Over time, several schools of thought have developed. There were three main schools of thought in early criminological theory spanning the period from the midth century to the mid-twentieth century:
Edit Because these boys do not have the ability to succeed, they resort to a process Cohen calls reaction formation.
What this reaction formation means is that the subject reacts with extreme response to situations. This subject has no problems in risk taking and breaking the law Walter Miller published an article in a journal called Lower-Class Culture as a Generating Milieu of Gang Delinquency.
In this article he displayed the lower-class focal concerns, which include six of the following: Trouble, as he states about lower-class communities, is evaluated by how much a person creates it Miller, Getting into trouble, as we all know it, is pretty much breaking the law such as Marxist criminology.
What this does is creates an image for that one subject. On the other spectrum, not being able to fight, our subject will have the appearance of a wimp and therefore be treated with little or no respect. Toughness can explain itself. Marxist criminology in this world is called street smart. What the subject would want is to be able to make money and survive on the street without consequences.
These activities could range anywhere from fighting to sexual adventures. Fate is another one on the list which depicts that people belonging to the lower class believe that their lives are controlled by a great spiritual force.
Last but not least we have autonomy. This pertains to our subject being independent, which is actually a requirement and usually leads to gang involvement.
In an article titled The Delinquent Subculture: An Alternative Formulation states that there are many difficulties associated with reaction formation as stated in the theory.
So the question that comes to mind is how this subject turns to delinquency. They also state that it is easier for an adolescent from the working class to be more restrained to this behavior than working-class adolescents. Compared to a middle-class adolescent, the working-class adolescent is socialized earlier so they are more eager to reap rewards that adults get.
Kitsuse and Dietrick published another article critiquing the book Cohen wrote called Delinquent Boys. Kitsuse and Dietrick also note that Cohen had missed some important points in his Theory.
They are as follows: They questioned the existing subculture and when it first came out. Where was it created? Also, among all the males who are in the working-class, who would fit into this subculture?

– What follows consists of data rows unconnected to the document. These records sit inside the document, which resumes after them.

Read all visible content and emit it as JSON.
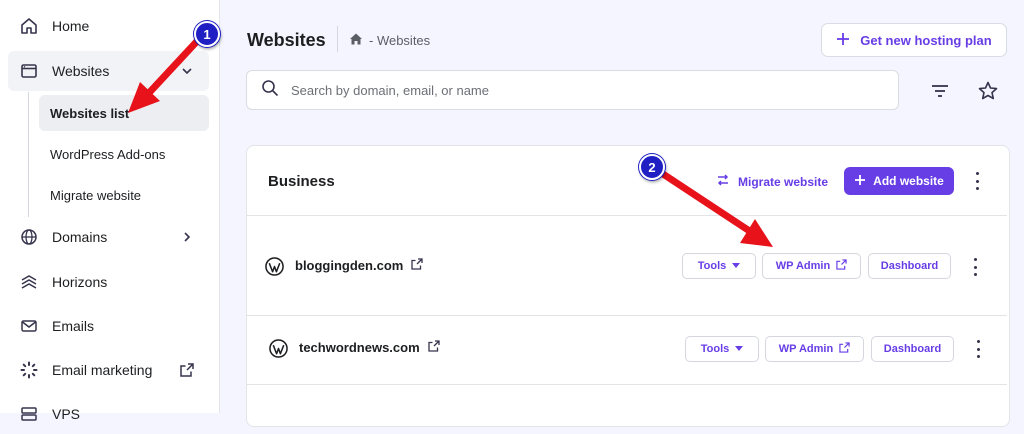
{
  "sidebar": {
    "items": [
      {
        "label": "Home",
        "icon": "home-icon"
      },
      {
        "label": "Websites",
        "icon": "browser-window-icon"
      },
      {
        "label": "Domains",
        "icon": "globe-icon"
      },
      {
        "label": "Horizons",
        "icon": "horizons-icon"
      },
      {
        "label": "Emails",
        "icon": "mail-icon"
      },
      {
        "label": "Email marketing",
        "icon": "sparkle-icon"
      },
      {
        "label": "VPS",
        "icon": "server-icon"
      }
    ],
    "sub_items": [
      {
        "label": "Websites list"
      },
      {
        "label": "WordPress Add-ons"
      },
      {
        "label": "Migrate website"
      }
    ]
  },
  "header": {
    "title": "Websites",
    "breadcrumb": "- Websites",
    "hosting_button": "Get new hosting plan"
  },
  "search": {
    "placeholder": "Search by domain, email, or name"
  },
  "card": {
    "title": "Business",
    "migrate_label": "Migrate website",
    "add_label": "Add website",
    "sites": [
      {
        "domain": "bloggingden.com",
        "tools": "Tools",
        "wp_admin": "WP Admin",
        "dashboard": "Dashboard"
      },
      {
        "domain": "techwordnews.com",
        "tools": "Tools",
        "wp_admin": "WP Admin",
        "dashboard": "Dashboard"
      }
    ]
  },
  "annotations": {
    "step1": "1",
    "step2": "2"
  },
  "colors": {
    "accent": "#673de6",
    "annotation_arrow": "#e8121a",
    "annotation_badge": "#1f1fc4"
  }
}
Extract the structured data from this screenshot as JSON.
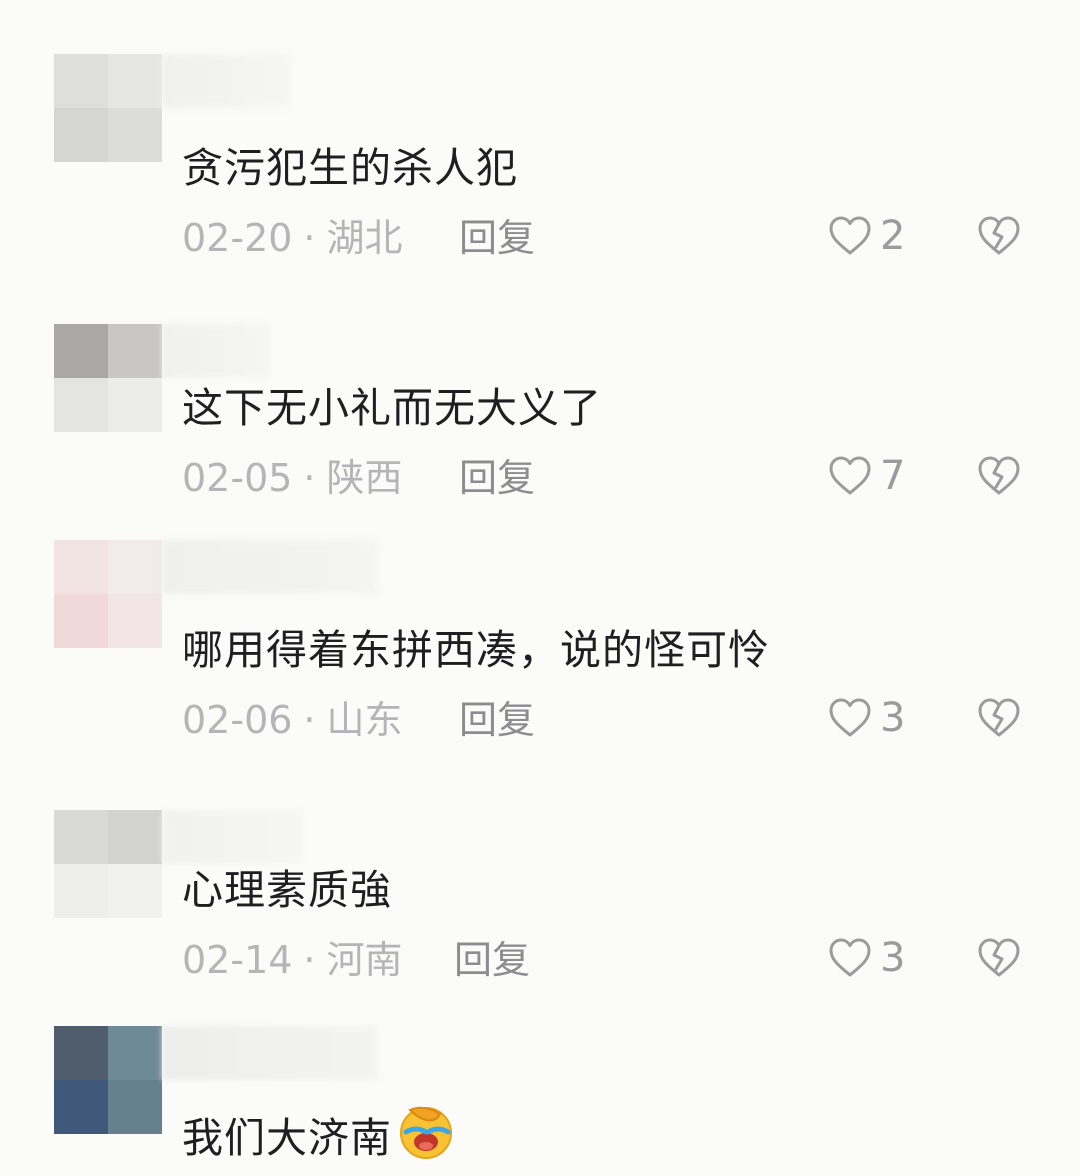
{
  "comments": [
    {
      "text": "贪污犯生的杀人犯",
      "date": "02-20",
      "location": "湖北",
      "reply_label": "回复",
      "likes": "2"
    },
    {
      "text": "这下无小礼而无大义了",
      "date": "02-05",
      "location": "陕西",
      "reply_label": "回复",
      "likes": "7"
    },
    {
      "text": "哪用得着东拼西凑，说的怪可怜",
      "date": "02-06",
      "location": "山东",
      "reply_label": "回复",
      "likes": "3"
    },
    {
      "text": "心理素质強",
      "date": "02-14",
      "location": "河南",
      "reply_label": "回复",
      "likes": "3"
    },
    {
      "text": "我们大济南",
      "emoji": "facepalm-crying-emoji"
    }
  ],
  "meta_separator": "·",
  "icons": {
    "like": "heart-outline-icon",
    "dislike": "broken-heart-icon"
  },
  "colors": {
    "background": "#fbfbf9",
    "comment_text": "#1f1f22",
    "meta_text": "#b5b5b8",
    "reply_text": "#8d8d90"
  }
}
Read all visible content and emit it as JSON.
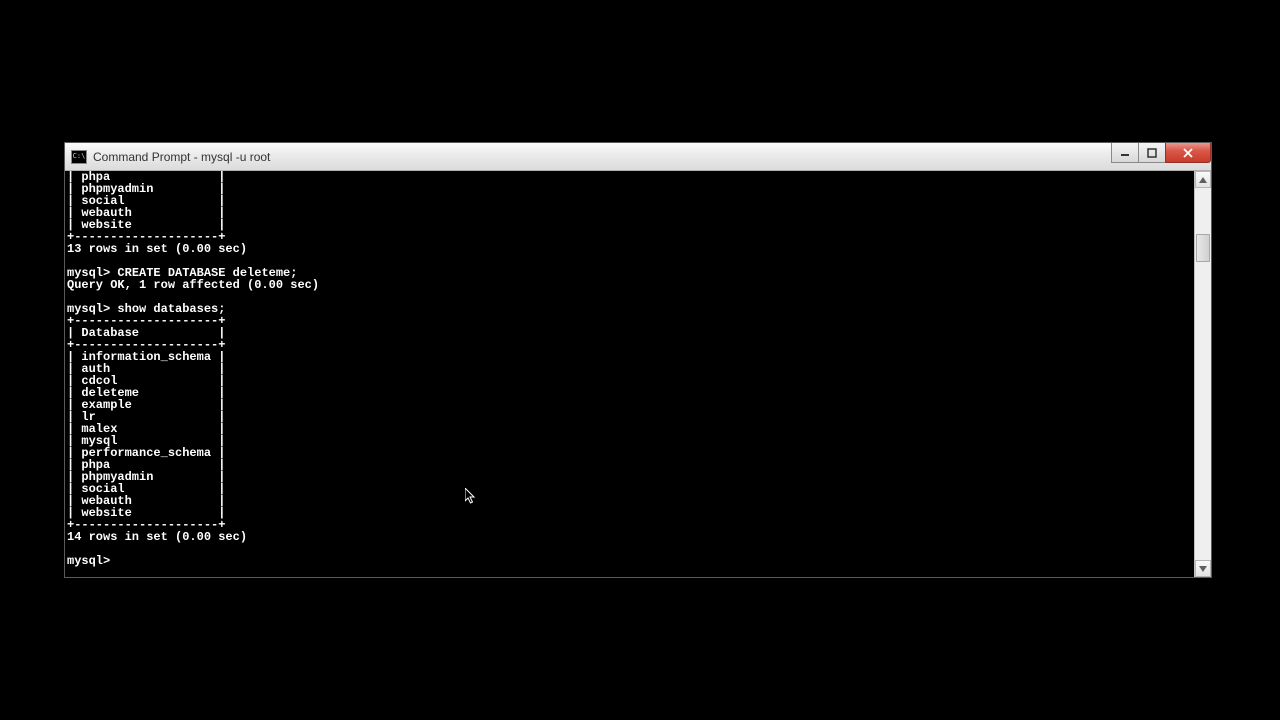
{
  "window": {
    "title": "Command Prompt - mysql  -u root",
    "icon_label": "C:\\"
  },
  "terminal": {
    "partial_top": [
      "| phpa               |",
      "| phpmyadmin         |",
      "| social             |",
      "| webauth            |",
      "| website            |",
      "+--------------------+"
    ],
    "prev_result": "13 rows in set (0.00 sec)",
    "blank1": "",
    "cmd1_prompt": "mysql> ",
    "cmd1": "CREATE DATABASE deleteme;",
    "cmd1_result": "Query OK, 1 row affected (0.00 sec)",
    "blank2": "",
    "cmd2_prompt": "mysql> ",
    "cmd2": "show databases;",
    "table_top": "+--------------------+",
    "table_header": "| Database           |",
    "table_sep": "+--------------------+",
    "rows": [
      "| information_schema |",
      "| auth               |",
      "| cdcol              |",
      "| deleteme           |",
      "| example            |",
      "| lr                 |",
      "| malex              |",
      "| mysql              |",
      "| performance_schema |",
      "| phpa               |",
      "| phpmyadmin         |",
      "| social             |",
      "| webauth            |",
      "| website            |"
    ],
    "table_bottom": "+--------------------+",
    "result2": "14 rows in set (0.00 sec)",
    "blank3": "",
    "prompt_final": "mysql> "
  }
}
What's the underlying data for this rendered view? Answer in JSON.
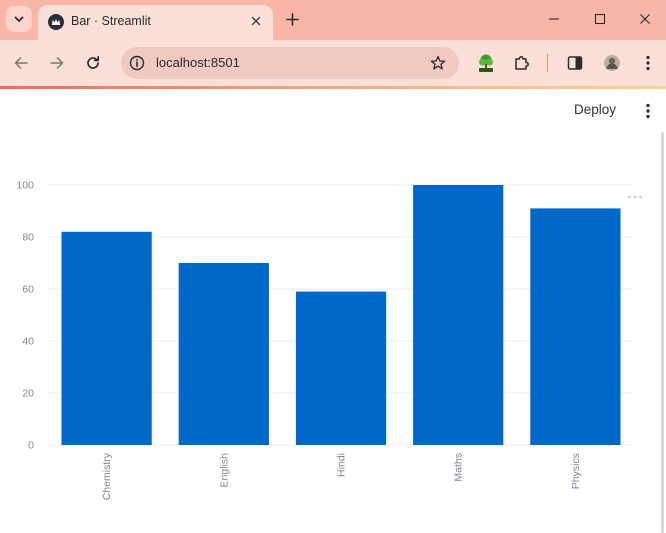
{
  "browser": {
    "tab_title": "Bar · Streamlit",
    "url": "localhost:8501",
    "icons": {
      "tab_search": "chevron-down-icon",
      "favicon": "streamlit-crown-icon",
      "tab_close": "close-icon",
      "new_tab": "plus-icon",
      "minimize": "minimize-icon",
      "maximize": "maximize-icon",
      "close_window": "close-icon",
      "back": "arrow-left-icon",
      "forward": "arrow-right-icon",
      "reload": "reload-icon",
      "site_info": "info-icon",
      "bookmark": "star-icon",
      "html_extension": "tree-icon",
      "extensions": "puzzle-icon",
      "side_panel": "side-panel-icon",
      "profile": "avatar-icon",
      "browser_menu": "kebab-menu-icon"
    },
    "colors": {
      "tabstrip": "#f7b6a6",
      "toolbar": "#fbe0da",
      "omnibox": "#f0c9c0"
    }
  },
  "app": {
    "deploy_label": "Deploy",
    "menu_icon": "kebab-menu-icon",
    "chart_menu_icon": "more-horizontal-icon"
  },
  "chart_data": {
    "type": "bar",
    "categories": [
      "Chemistry",
      "English",
      "Hindi",
      "Maths",
      "Physics"
    ],
    "values": [
      82,
      70,
      59,
      100,
      91
    ],
    "title": "",
    "xlabel": "",
    "ylabel": "",
    "ylim": [
      0,
      100
    ],
    "yticks": [
      0,
      20,
      40,
      60,
      80,
      100
    ],
    "grid": true,
    "bar_color": "#0068c9",
    "x_label_rotation": "vertical"
  }
}
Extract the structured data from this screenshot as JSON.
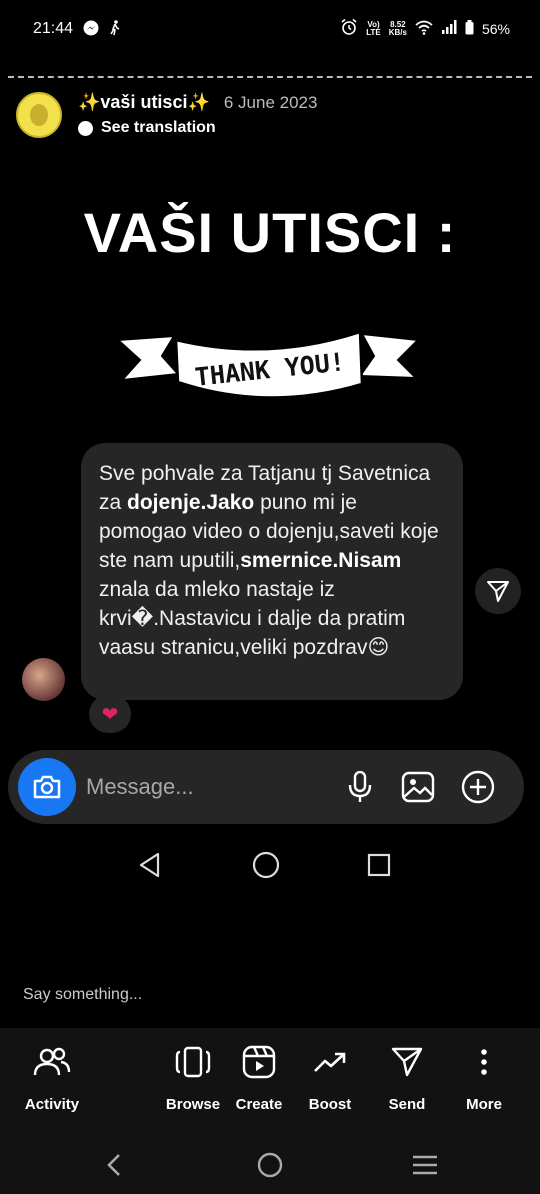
{
  "status_bar": {
    "time": "21:44",
    "network_top": "Vo)",
    "network_bottom": "LTE",
    "speed_top": "8.52",
    "speed_bottom": "KB/s",
    "battery": "56%"
  },
  "story": {
    "account_name": "✨vaši utisci✨",
    "date": "6 June 2023",
    "see_translation": "See translation",
    "title": "VAŠI UTISCI :",
    "ribbon_text": "THANK YOU!"
  },
  "chat": {
    "segments": [
      "Sve pohvale za Tatjanu tj Savetnica za ",
      "dojenje.Jako",
      " puno mi je pomogao video o dojenju,saveti koje ste nam uputili,",
      "smernice.Nisam",
      " znala da mleko nastaje iz krvi",
      "�",
      ".Nastavicu i dalje da pratim vaasu stranicu,veliki pozdrav😊"
    ],
    "reaction": "❤"
  },
  "message_bar": {
    "placeholder": "Message..."
  },
  "say_something": "Say something...",
  "actions": [
    {
      "label": "Activity",
      "icon": "people-icon"
    },
    {
      "label": "Browse",
      "icon": "browse-icon"
    },
    {
      "label": "Create",
      "icon": "reels-icon"
    },
    {
      "label": "Boost",
      "icon": "trending-icon"
    },
    {
      "label": "Send",
      "icon": "send-icon"
    },
    {
      "label": "More",
      "icon": "more-icon"
    }
  ],
  "colors": {
    "background": "#000000",
    "bubble": "#262626",
    "accent": "#1877f2",
    "heart": "#e0245e"
  }
}
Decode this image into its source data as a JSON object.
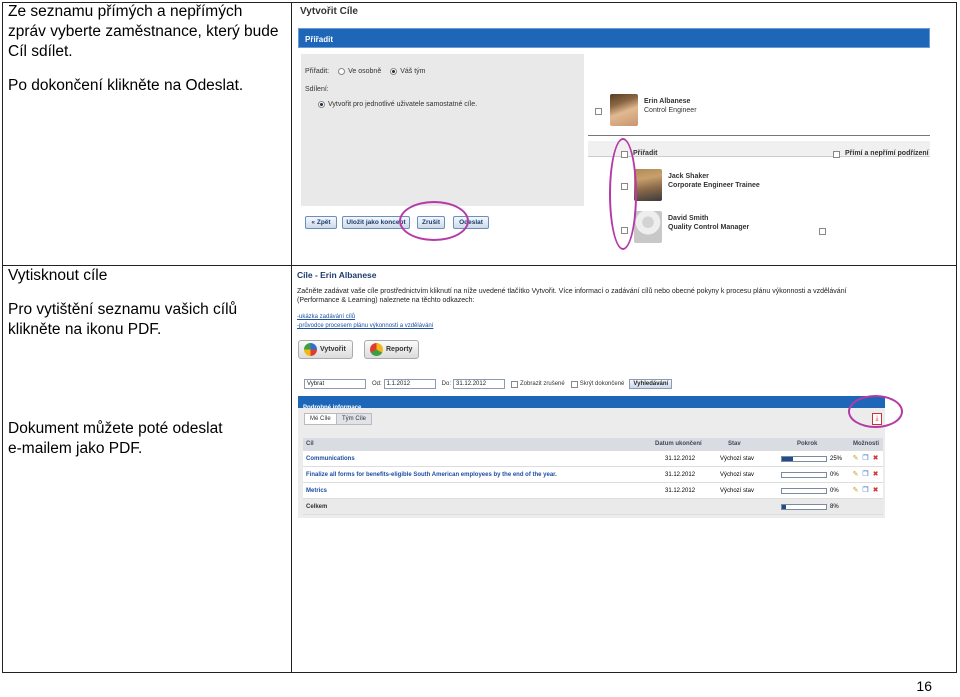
{
  "left_column": {
    "block1_lines": [
      "Ze seznamu přímých a nepřímých",
      "zpráv vyberte zaměstnance, který bude",
      "Cíl sdílet."
    ],
    "block2": "Po dokončení klikněte na Odeslat.",
    "block3_heading": "Vytisknout cíle",
    "block3_lines": [
      "Pro vytištění seznamu vašich cílů",
      "klikněte na ikonu PDF."
    ],
    "block4_lines": [
      "Dokument můžete poté odeslat",
      "e-mailem jako PDF."
    ]
  },
  "page_number": "16",
  "screen1": {
    "title": "Vytvořit Cíle",
    "section_bar": "Přiřadit",
    "assign_label": "Přiřadit:",
    "assign_options": [
      "Ve osobně",
      "Váš tým"
    ],
    "assign_selected": "Váš tým",
    "share_label": "Sdílení:",
    "share_option": "Vytvořit pro jednotlivé uživatele samostatné cíle.",
    "first_person": {
      "name": "Erin Albanese",
      "role": "Control Engineer"
    },
    "directory_header_left": "Přiřadit",
    "directory_header_right": "Přímí a nepřímí podřízení",
    "people": [
      {
        "name": "Jack Shaker",
        "role": "Corporate Engineer Trainee"
      },
      {
        "name": "David   Smith",
        "role": "Quality Control Manager"
      }
    ],
    "buttons": [
      "« Zpět",
      "Uložit jako koncept",
      "Zrušit",
      "Odeslat"
    ],
    "highlight_color": "#b53aa8"
  },
  "screen2": {
    "title": "Cíle - Erin Albanese",
    "description": "Začněte zadávat vaše cíle prostřednictvím kliknutí na níže uvedené tlačítko Vytvořit. Více informací o zadávání cílů nebo obecné pokyny k procesu plánu výkonnosti a vzdělávání (Performance & Learning) naleznete na těchto odkazech:",
    "links": [
      "-ukázka zadávání cílů",
      "-průvodce procesem plánu výkonnosti a vzdělávání"
    ],
    "buttons": [
      "Vytvořit",
      "Reporty"
    ],
    "filter": {
      "select_value": "Vybrat",
      "from_label": "Od:",
      "from_value": "1.1.2012",
      "to_label": "Do:",
      "to_value": "31.12.2012",
      "show_completed": "Zobrazit zrušené",
      "hide_completed": "Skrýt dokončené",
      "search_button": "Vyhledávání"
    },
    "details_bar": "Podrobné informace",
    "tabs": [
      "Mé Cíle",
      "Tým Cíle"
    ],
    "columns": [
      "Cíl",
      "Datum ukončení",
      "Stav",
      "Pokrok",
      "Možnosti"
    ],
    "rows": [
      {
        "name": "Communications",
        "date": "31.12.2012",
        "status": "Výchozí stav",
        "progress_pct": 25,
        "progress_label": "25%"
      },
      {
        "name": "Finalize all forms for benefits-eligible South American employees by the end of the year.",
        "date": "31.12.2012",
        "status": "Výchozí stav",
        "progress_pct": 0,
        "progress_label": "0%"
      },
      {
        "name": "Metrics",
        "date": "31.12.2012",
        "status": "Výchozí stav",
        "progress_pct": 0,
        "progress_label": "0%"
      }
    ],
    "total": {
      "label": "Celkem",
      "progress_pct": 8,
      "progress_label": "8%"
    }
  }
}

They also state that when this subculture emerged, there needs to be some sort of historical data. As they clearly put it: Next are two points concerning the emergence of the delinquent subculture. In a book called The Delinquent Solution: One of the more important ones is that there is not one but many subcultures both within and outside the dominant culture, and in each of these subcultures there are either positive forces or negative ones.
When David compared two different societies such as America and England he notices that England had little organized crime, the working-class was supported, and that unemployment within youths was very low. There was a study made between two cities known for their working class in England.
The conclusion to this study was that there were adolescents that were part of groups but they did not label themselves as gangs, and although loud, they had no intent of being violent.
This resulted in a finding that there was no criminal subculture. As David puts it: So status frustration had nothing to do with delinquency.
What it did have to do is with dissociation from middle-class-dominated schools, occupations and recreation.Other critics contest the claim that Marxist criminology “enhances our understanding of crime,” (Greenberg, ; 21). And perhaps the most crucial criticism of Marxist criminology is the question of whether or not it is scientific.
Many critics argue that the statements made by the theory are not empirically testable. Within the past few years, a marxist school of criminology has developed in England and the United States.
In both countries, this school arose in part because of a dissatisfaction with. Within the past few years, a marxist school of criminology has developed in England and the United States. In both countries, this school arose in part because of a dissatisfaction with "mainstream" criminology; especially in the United States, political radicalism provoked by the turmoil of .
Unlike other Criminological Schools such as Classicism and Positivism, Marxist Criminology does not locate the 'causes' of criminality within the individual. Rather, the Marxist Criminological perspective moves beyond this realm of the individual towards the criminality of the state (Walklate, ).
Marxism is a method of socioeconomic analysis that views class relations and social conflict using a materialist interpretation of historical development and takes a dialectical view of social transformation.
It originates from the works of 19th-century German philosophers Karl Marx and Friedrich Engels.. Marxism uses a methodology, now known as historical materialism, to analyze and critique.
Title: A Critique of Marxist Criminology Created Date: Z.